- _PROBLEM DETAILS_: Reply with one number: the count of lines in the data that hold the string "extract".

- _RECORD SET_:
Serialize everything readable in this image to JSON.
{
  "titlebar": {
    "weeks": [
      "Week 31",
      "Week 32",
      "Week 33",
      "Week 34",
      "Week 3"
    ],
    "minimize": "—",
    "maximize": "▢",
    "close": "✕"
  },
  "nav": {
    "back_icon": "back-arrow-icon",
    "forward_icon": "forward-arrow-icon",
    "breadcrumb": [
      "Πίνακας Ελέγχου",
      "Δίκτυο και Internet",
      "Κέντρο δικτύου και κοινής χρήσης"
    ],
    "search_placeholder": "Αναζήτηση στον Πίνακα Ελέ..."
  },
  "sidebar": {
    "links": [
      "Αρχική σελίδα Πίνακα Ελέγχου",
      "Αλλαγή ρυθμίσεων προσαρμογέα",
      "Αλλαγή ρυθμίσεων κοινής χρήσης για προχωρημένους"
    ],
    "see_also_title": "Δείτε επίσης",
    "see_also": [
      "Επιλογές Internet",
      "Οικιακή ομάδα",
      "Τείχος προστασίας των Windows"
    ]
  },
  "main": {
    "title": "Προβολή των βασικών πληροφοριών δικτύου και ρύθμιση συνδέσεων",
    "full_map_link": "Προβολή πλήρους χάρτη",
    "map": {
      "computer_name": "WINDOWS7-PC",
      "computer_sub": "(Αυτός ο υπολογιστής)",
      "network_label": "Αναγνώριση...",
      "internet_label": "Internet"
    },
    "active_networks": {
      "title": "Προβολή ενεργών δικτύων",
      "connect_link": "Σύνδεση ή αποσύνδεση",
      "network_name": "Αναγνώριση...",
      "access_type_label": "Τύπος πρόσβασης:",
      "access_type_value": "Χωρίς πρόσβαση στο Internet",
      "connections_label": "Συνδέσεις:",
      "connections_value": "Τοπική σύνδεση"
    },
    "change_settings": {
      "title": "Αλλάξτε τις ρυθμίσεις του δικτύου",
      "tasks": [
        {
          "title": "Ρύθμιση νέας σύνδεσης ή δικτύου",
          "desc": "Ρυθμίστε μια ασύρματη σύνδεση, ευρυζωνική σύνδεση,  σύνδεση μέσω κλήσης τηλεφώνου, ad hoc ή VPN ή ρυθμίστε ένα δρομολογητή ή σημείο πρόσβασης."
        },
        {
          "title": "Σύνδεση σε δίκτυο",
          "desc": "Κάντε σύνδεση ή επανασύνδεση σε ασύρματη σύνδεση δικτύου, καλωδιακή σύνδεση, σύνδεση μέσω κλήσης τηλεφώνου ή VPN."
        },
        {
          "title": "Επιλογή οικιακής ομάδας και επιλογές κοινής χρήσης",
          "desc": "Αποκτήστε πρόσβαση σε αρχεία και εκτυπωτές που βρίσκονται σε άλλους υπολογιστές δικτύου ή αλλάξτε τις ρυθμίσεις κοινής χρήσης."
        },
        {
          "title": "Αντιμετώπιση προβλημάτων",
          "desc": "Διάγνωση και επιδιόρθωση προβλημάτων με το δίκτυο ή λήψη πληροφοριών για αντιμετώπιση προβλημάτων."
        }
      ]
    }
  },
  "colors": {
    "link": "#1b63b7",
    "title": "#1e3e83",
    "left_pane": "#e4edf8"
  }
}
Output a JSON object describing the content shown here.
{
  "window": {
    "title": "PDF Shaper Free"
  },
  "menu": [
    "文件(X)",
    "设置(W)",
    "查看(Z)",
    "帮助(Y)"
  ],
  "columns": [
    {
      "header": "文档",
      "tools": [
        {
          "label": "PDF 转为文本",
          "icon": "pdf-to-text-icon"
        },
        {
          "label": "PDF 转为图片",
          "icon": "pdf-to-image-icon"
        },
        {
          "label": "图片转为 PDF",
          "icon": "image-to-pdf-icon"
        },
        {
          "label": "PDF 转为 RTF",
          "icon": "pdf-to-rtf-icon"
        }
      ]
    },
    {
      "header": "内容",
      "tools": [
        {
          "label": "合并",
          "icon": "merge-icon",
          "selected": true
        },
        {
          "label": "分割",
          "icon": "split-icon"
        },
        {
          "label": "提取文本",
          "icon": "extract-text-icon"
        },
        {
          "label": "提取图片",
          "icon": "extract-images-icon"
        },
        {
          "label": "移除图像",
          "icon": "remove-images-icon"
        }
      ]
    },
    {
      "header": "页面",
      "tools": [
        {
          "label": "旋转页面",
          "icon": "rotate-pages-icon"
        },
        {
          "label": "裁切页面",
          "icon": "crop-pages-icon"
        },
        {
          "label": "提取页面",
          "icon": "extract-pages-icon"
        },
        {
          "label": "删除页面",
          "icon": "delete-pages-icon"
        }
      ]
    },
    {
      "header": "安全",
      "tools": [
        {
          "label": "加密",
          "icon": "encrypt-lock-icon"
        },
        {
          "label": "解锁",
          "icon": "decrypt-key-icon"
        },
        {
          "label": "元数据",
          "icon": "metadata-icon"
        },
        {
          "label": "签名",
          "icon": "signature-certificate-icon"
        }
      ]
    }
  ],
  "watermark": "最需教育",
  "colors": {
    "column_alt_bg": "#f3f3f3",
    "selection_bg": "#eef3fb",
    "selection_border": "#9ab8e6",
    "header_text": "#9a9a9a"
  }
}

- _YOUR RESPONSE_: 3